The creepy distortion of the polka matches the confusion and trouble in Blanche's mind The Blue Piano The polka is promptly played every time Blanche thinks about her deceased husband, Allen Grey.
It is a reminder and is symbolic of his death.
The polka also represents the disintegration of Blanche's world- his death was the starting point of her troubled and increasingly painful life journey. When Stanley gives her a ticket back to Laurel as a birthday present, she realizes that she is no longer wanted but yet she knows that she cannot go back to Laurel, given what has happen “The Varsouviana music steals in softly and continues playing” Last scene: Blanche believes that Shep Huntleigh has came but really it was the doctor “The Varsouviana is filtered with weird distortion, accompanied by the cries and noises of the jungle”
The polka could also represent Blanche's isolation. The Blue Piano in the play First mentioned in the stage directions of scene 1: “The blue piano expresses the spirit of the life which goes on there”
Always appears when Blanche is talking about the loss of her family and Belle Reve, but it is also present during her meeting and kissing of the young newspaper man
The adjective ‘blue’ then suggests depression and loneliness, and perhaps may even suggest her longing for love, her need for companionship and love, as with the scene where the paper-boy shows up. The Blue Piano in the play- Continuation Scene 9 when Mitch tells that he will not marry her due to her promiscuous past “the distant piano is slow and blue”.
Yet in scene 10, when she tries to get in touch with her Shep Huntleigh (her apparent lover), the blue piano grows louder. Perhaps this suggests that, when her hopes are rising, so does the piano.
Scene 11: Blanche is taken to the mental instituion, Stanley and his friends play poker “The luxurious sobbing, the sensual murmur fade away under the swelling music of the blue piano and the muted trumpet”. In this case, the blue piano accompanying the polka game, symbolizes Stanley’s victory over Blanche It's only a paper moon Blanche sings this ballad when she is bathing in scene 7.
The speaker in the song describes how if two lovers believe in their imagined reality, that it will not be 'make-believe' anymore.

It's a Barnum and Bailey world
Just as phoney as it can be
But it wouldn't be make-believe
If you believed in me. This is reflective of the approach Blanche takes to her life- she is living a lie and is trying to find someone to believe this lie. It's only a paper moon- Continuation In the play, the song appears at the point when Blanche is bathing and when Stanley is telling Stella about Blanche's promiscuous past.

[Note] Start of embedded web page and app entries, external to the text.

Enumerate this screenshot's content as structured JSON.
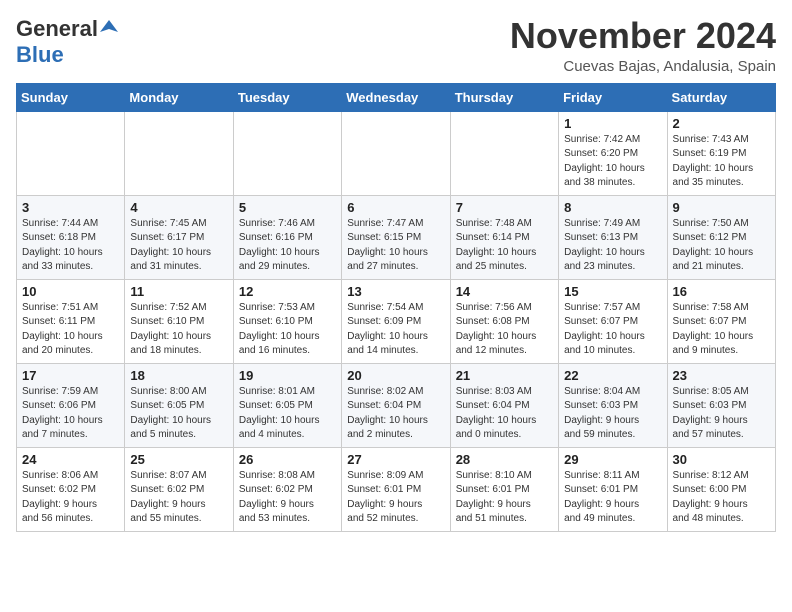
{
  "logo": {
    "line1": "General",
    "line2": "Blue"
  },
  "header": {
    "month": "November 2024",
    "location": "Cuevas Bajas, Andalusia, Spain"
  },
  "weekdays": [
    "Sunday",
    "Monday",
    "Tuesday",
    "Wednesday",
    "Thursday",
    "Friday",
    "Saturday"
  ],
  "weeks": [
    [
      {
        "day": "",
        "info": ""
      },
      {
        "day": "",
        "info": ""
      },
      {
        "day": "",
        "info": ""
      },
      {
        "day": "",
        "info": ""
      },
      {
        "day": "",
        "info": ""
      },
      {
        "day": "1",
        "info": "Sunrise: 7:42 AM\nSunset: 6:20 PM\nDaylight: 10 hours\nand 38 minutes."
      },
      {
        "day": "2",
        "info": "Sunrise: 7:43 AM\nSunset: 6:19 PM\nDaylight: 10 hours\nand 35 minutes."
      }
    ],
    [
      {
        "day": "3",
        "info": "Sunrise: 7:44 AM\nSunset: 6:18 PM\nDaylight: 10 hours\nand 33 minutes."
      },
      {
        "day": "4",
        "info": "Sunrise: 7:45 AM\nSunset: 6:17 PM\nDaylight: 10 hours\nand 31 minutes."
      },
      {
        "day": "5",
        "info": "Sunrise: 7:46 AM\nSunset: 6:16 PM\nDaylight: 10 hours\nand 29 minutes."
      },
      {
        "day": "6",
        "info": "Sunrise: 7:47 AM\nSunset: 6:15 PM\nDaylight: 10 hours\nand 27 minutes."
      },
      {
        "day": "7",
        "info": "Sunrise: 7:48 AM\nSunset: 6:14 PM\nDaylight: 10 hours\nand 25 minutes."
      },
      {
        "day": "8",
        "info": "Sunrise: 7:49 AM\nSunset: 6:13 PM\nDaylight: 10 hours\nand 23 minutes."
      },
      {
        "day": "9",
        "info": "Sunrise: 7:50 AM\nSunset: 6:12 PM\nDaylight: 10 hours\nand 21 minutes."
      }
    ],
    [
      {
        "day": "10",
        "info": "Sunrise: 7:51 AM\nSunset: 6:11 PM\nDaylight: 10 hours\nand 20 minutes."
      },
      {
        "day": "11",
        "info": "Sunrise: 7:52 AM\nSunset: 6:10 PM\nDaylight: 10 hours\nand 18 minutes."
      },
      {
        "day": "12",
        "info": "Sunrise: 7:53 AM\nSunset: 6:10 PM\nDaylight: 10 hours\nand 16 minutes."
      },
      {
        "day": "13",
        "info": "Sunrise: 7:54 AM\nSunset: 6:09 PM\nDaylight: 10 hours\nand 14 minutes."
      },
      {
        "day": "14",
        "info": "Sunrise: 7:56 AM\nSunset: 6:08 PM\nDaylight: 10 hours\nand 12 minutes."
      },
      {
        "day": "15",
        "info": "Sunrise: 7:57 AM\nSunset: 6:07 PM\nDaylight: 10 hours\nand 10 minutes."
      },
      {
        "day": "16",
        "info": "Sunrise: 7:58 AM\nSunset: 6:07 PM\nDaylight: 10 hours\nand 9 minutes."
      }
    ],
    [
      {
        "day": "17",
        "info": "Sunrise: 7:59 AM\nSunset: 6:06 PM\nDaylight: 10 hours\nand 7 minutes."
      },
      {
        "day": "18",
        "info": "Sunrise: 8:00 AM\nSunset: 6:05 PM\nDaylight: 10 hours\nand 5 minutes."
      },
      {
        "day": "19",
        "info": "Sunrise: 8:01 AM\nSunset: 6:05 PM\nDaylight: 10 hours\nand 4 minutes."
      },
      {
        "day": "20",
        "info": "Sunrise: 8:02 AM\nSunset: 6:04 PM\nDaylight: 10 hours\nand 2 minutes."
      },
      {
        "day": "21",
        "info": "Sunrise: 8:03 AM\nSunset: 6:04 PM\nDaylight: 10 hours\nand 0 minutes."
      },
      {
        "day": "22",
        "info": "Sunrise: 8:04 AM\nSunset: 6:03 PM\nDaylight: 9 hours\nand 59 minutes."
      },
      {
        "day": "23",
        "info": "Sunrise: 8:05 AM\nSunset: 6:03 PM\nDaylight: 9 hours\nand 57 minutes."
      }
    ],
    [
      {
        "day": "24",
        "info": "Sunrise: 8:06 AM\nSunset: 6:02 PM\nDaylight: 9 hours\nand 56 minutes."
      },
      {
        "day": "25",
        "info": "Sunrise: 8:07 AM\nSunset: 6:02 PM\nDaylight: 9 hours\nand 55 minutes."
      },
      {
        "day": "26",
        "info": "Sunrise: 8:08 AM\nSunset: 6:02 PM\nDaylight: 9 hours\nand 53 minutes."
      },
      {
        "day": "27",
        "info": "Sunrise: 8:09 AM\nSunset: 6:01 PM\nDaylight: 9 hours\nand 52 minutes."
      },
      {
        "day": "28",
        "info": "Sunrise: 8:10 AM\nSunset: 6:01 PM\nDaylight: 9 hours\nand 51 minutes."
      },
      {
        "day": "29",
        "info": "Sunrise: 8:11 AM\nSunset: 6:01 PM\nDaylight: 9 hours\nand 49 minutes."
      },
      {
        "day": "30",
        "info": "Sunrise: 8:12 AM\nSunset: 6:00 PM\nDaylight: 9 hours\nand 48 minutes."
      }
    ]
  ]
}
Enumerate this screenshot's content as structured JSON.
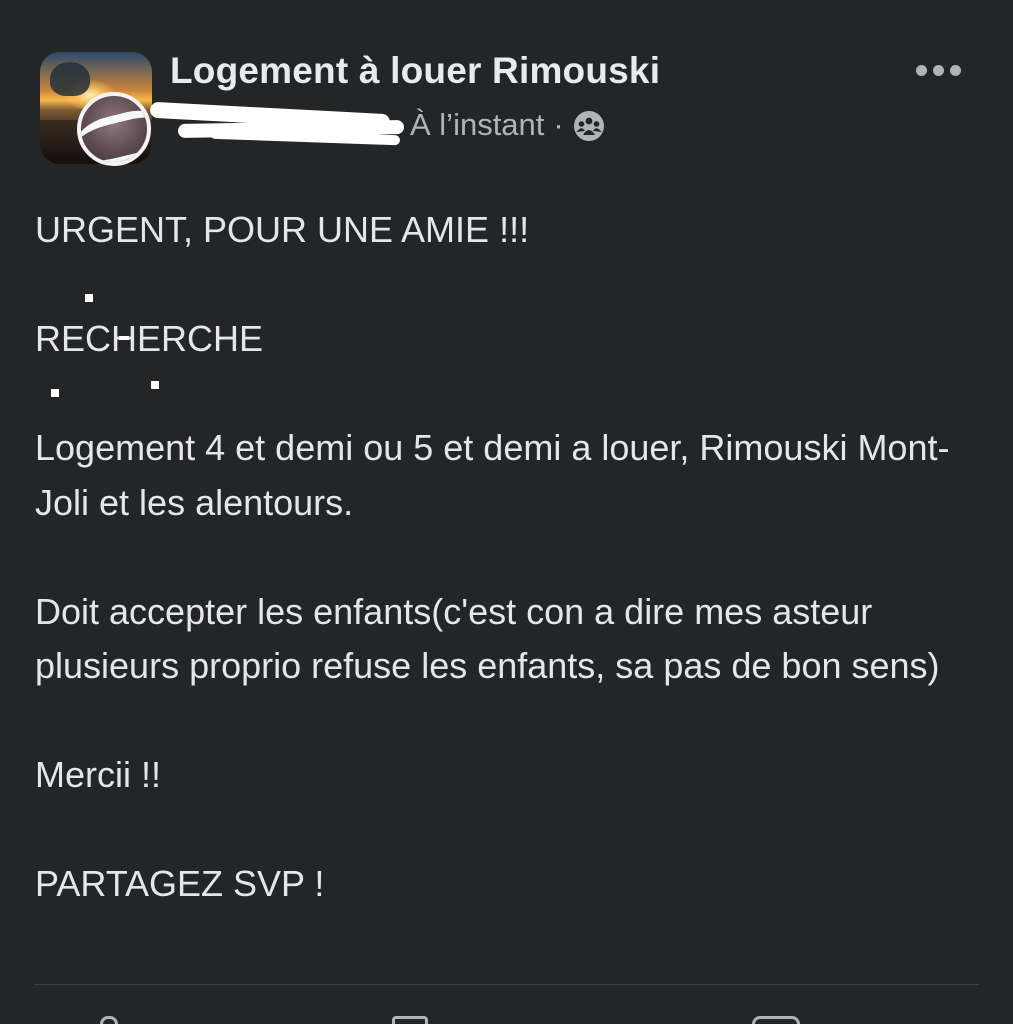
{
  "post": {
    "group_name": "Logement à louer Rimouski",
    "timestamp": "À l’instant",
    "separator": "·",
    "audience_icon": "group-audience-icon",
    "more_icon": "more-options-icon",
    "body": {
      "line1": "URGENT, POUR UNE AMIE !!!",
      "line2": "RECHERCHE",
      "line3": "Logement 4 et demi ou 5 et demi a louer, Rimouski Mont-Joli et les alentours.",
      "line4": "Doit accepter les enfants(c'est con a dire mes asteur plusieurs proprio refuse les enfants, sa pas de bon sens)",
      "line5": "Mercii !!",
      "line6": "PARTAGEZ SVP !"
    }
  },
  "colors": {
    "background": "#242526",
    "text_primary": "#e4e6eb",
    "text_secondary": "#b0b3b8",
    "divider": "#3e4042"
  }
}
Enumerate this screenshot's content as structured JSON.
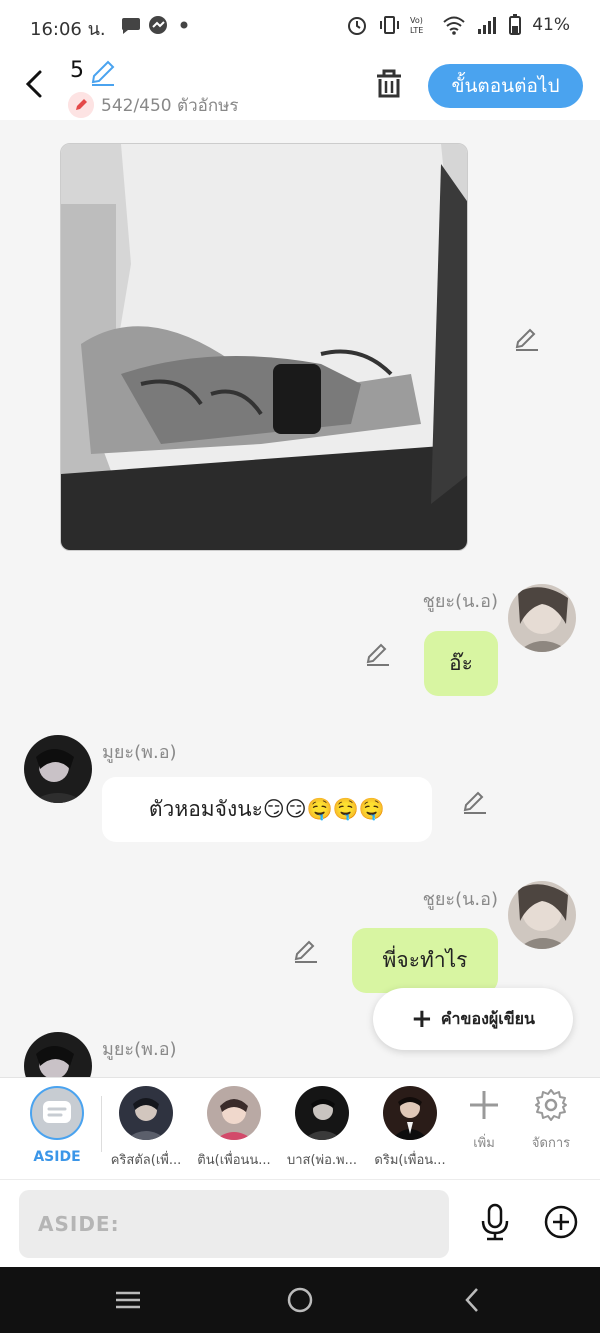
{
  "status_bar": {
    "time": "16:06 น.",
    "battery": "41%"
  },
  "header": {
    "episode": "5",
    "char_count": "542/450 ตัวอักษร",
    "next_label": "ขั้นตอนต่อไป"
  },
  "messages": [
    {
      "type": "image",
      "side": "left"
    },
    {
      "type": "text",
      "side": "right",
      "name": "ชูยะ(น.อ)",
      "text": "อ๊ะ"
    },
    {
      "type": "text",
      "side": "left",
      "name": "มูยะ(พ.อ)",
      "text": "ตัวหอมจังนะ😏😏🤤🤤🤤"
    },
    {
      "type": "text",
      "side": "right",
      "name": "ชูยะ(น.อ)",
      "text": "พี่จะทำไร"
    },
    {
      "type": "text",
      "side": "left",
      "name": "มูยะ(พ.อ)",
      "text": ""
    }
  ],
  "author_button": "คำของผู้เขียน",
  "characters": [
    {
      "label": "ASIDE"
    },
    {
      "label": "คริสตัล(เพื่..."
    },
    {
      "label": "ติน(เพื่อนน..."
    },
    {
      "label": "บาส(พ่อ.พ..."
    },
    {
      "label": "ดริม(เพื่อน..."
    }
  ],
  "tools": {
    "add_label": "เพิ่ม",
    "manage_label": "จัดการ"
  },
  "composer": {
    "placeholder": "ASIDE:"
  },
  "colors": {
    "accent": "#4aa3ef",
    "bubble_green": "#d8f5a2",
    "background": "#f5f5f5"
  }
}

Williams juxtaposes the fantasy that Blanche is living to the harsh reality of her life to emphasize Blanche's duality and deceptiveness.
This also establishes the theme of appearance vs. reality Thank you for watching!
Full transcript